‘Sully’ unveils the story behind the Hudson River 2009 plane crash

Well known director Clint Eastwood displays a traumatic, touching, and at some times humorous true story about Chesley Sullenberger, the brave captain who landed a plane, carrying 155 passengers, on the Hudson River, in 2009. The film not only shows the media blitz and public spotlight projected on Sully, but also features the personal trauma and stress he is put through after the incident. Tom Hanks delivers another great performance as he displays the inside story the public never heard. As the aftermath of the accident unfolds, Captain Sully and co-pilot Jeff Skiles (Aaron Eckhart) remain in New York City to deal with legal issues and insurance investigations. With the world calling him a hero and the lawyers questioning his every move, Sully has to decide if he supports the decision he made after 208 seconds of crisis or believe the science that could end his career and shame his legacy. Through flashbacks and memories, the film shows the incident as it happens as well as the passengers’ stories. Nervous travelers may want to wait to see this film, but anyone else looking through movie showings should check out Sully, opening in theaters this Friday. Photo courtesy of Warner Brothers...
Christian-sports film ‘Greater’ tells walk-on’s inspiring true story

Christian-sports film ‘Greater’ tells walk-on’s inspiring true story

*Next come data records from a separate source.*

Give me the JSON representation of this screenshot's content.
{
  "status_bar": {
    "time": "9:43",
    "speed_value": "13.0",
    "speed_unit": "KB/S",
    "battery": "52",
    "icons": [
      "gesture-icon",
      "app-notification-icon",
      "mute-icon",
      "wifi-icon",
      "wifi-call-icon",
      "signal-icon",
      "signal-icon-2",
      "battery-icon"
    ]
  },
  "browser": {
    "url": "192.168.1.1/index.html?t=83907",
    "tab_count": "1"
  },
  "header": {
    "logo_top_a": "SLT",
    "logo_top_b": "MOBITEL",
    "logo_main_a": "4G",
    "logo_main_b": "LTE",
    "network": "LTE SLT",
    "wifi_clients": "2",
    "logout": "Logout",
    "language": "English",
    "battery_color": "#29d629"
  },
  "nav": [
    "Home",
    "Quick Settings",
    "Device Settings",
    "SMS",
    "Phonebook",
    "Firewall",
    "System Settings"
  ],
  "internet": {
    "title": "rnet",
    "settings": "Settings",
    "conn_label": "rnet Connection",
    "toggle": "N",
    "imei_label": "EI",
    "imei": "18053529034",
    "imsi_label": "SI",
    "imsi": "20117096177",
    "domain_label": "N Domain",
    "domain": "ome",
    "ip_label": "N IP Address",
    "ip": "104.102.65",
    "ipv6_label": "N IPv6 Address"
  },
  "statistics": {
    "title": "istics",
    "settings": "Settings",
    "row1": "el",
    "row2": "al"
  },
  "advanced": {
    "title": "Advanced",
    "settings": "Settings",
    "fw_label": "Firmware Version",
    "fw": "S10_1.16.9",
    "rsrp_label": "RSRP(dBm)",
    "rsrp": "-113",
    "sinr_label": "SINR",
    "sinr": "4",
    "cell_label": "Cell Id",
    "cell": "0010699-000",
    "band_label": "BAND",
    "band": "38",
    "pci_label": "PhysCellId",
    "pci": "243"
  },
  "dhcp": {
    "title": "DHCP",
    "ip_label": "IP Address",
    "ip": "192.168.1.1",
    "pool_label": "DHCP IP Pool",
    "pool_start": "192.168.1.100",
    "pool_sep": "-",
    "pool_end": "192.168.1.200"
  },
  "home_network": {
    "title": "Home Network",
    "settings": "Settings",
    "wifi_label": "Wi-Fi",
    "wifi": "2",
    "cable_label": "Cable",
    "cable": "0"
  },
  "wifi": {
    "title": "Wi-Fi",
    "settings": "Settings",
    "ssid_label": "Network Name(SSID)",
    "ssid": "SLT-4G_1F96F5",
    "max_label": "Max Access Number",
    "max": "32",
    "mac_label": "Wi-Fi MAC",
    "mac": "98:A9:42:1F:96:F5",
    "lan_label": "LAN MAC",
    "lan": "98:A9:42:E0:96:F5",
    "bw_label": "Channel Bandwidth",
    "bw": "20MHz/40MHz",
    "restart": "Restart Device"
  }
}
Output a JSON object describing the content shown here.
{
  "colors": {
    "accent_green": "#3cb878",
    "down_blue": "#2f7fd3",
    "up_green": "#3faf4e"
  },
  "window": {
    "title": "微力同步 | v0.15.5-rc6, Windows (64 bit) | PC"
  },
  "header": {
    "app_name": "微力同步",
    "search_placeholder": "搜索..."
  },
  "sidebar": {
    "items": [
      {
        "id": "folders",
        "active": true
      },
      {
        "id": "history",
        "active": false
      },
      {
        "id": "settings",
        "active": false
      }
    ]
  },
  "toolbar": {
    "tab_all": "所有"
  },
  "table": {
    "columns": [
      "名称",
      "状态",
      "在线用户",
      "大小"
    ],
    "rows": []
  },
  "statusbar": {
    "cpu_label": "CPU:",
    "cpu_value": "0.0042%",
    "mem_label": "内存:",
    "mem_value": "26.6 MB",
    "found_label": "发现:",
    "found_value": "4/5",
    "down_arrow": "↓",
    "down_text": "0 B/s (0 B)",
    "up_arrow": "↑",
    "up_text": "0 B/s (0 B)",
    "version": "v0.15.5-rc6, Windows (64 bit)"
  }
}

Brandon Burlsworth is hailed as the greatest walk-on in college football history. Burlsworth was also drafted by the Colts, has a trophy named after him that’s given to a player who started his football career as a walk-on and is responsible for the Brandon Burlsworth foundation, which helps underprivileged kids, both physically and spiritually. He’s also quite the virtuous, pious guy — not exactly fitting the Division 1 football player stereotype. Greater tells viewers this and more. Burlsworth started out his football career as an overweight middle schooler who was the only kid on the bench for his school team. However, his perseverance and dedication soon landed him a spot on his high school team, then a place as an Arkansas Razorback and eventually a spot in the NFL. Burlsworth’s incredible journey was cut short, however, as he died in a car accident just a few days after he was drafted by the Colts. The film is Christian-based, so it not only covers Burlsworth’s life, but it, of course, also delves into broader themes, namely the question, “Why does tragedy happen to a good person?” If you know Burlsworth’s story, the film carries no surprises; it’s main focus is the messages it shares. Chris Severio stars as Burlsworth; Neal McDonough (Arrow) plays his much older brother Marty and Leslie Easterbrook (Police Academy film series) plays Burlsworth’s mother Barb. It’s Serverio’s first feature film, and, while he is not the strongest actor of the leads and doesn’t necessarily look like a D1 football player, he holds his own and shows promise for the future. McDonough is the best actor of the group, portraying a much softer, vulnerable...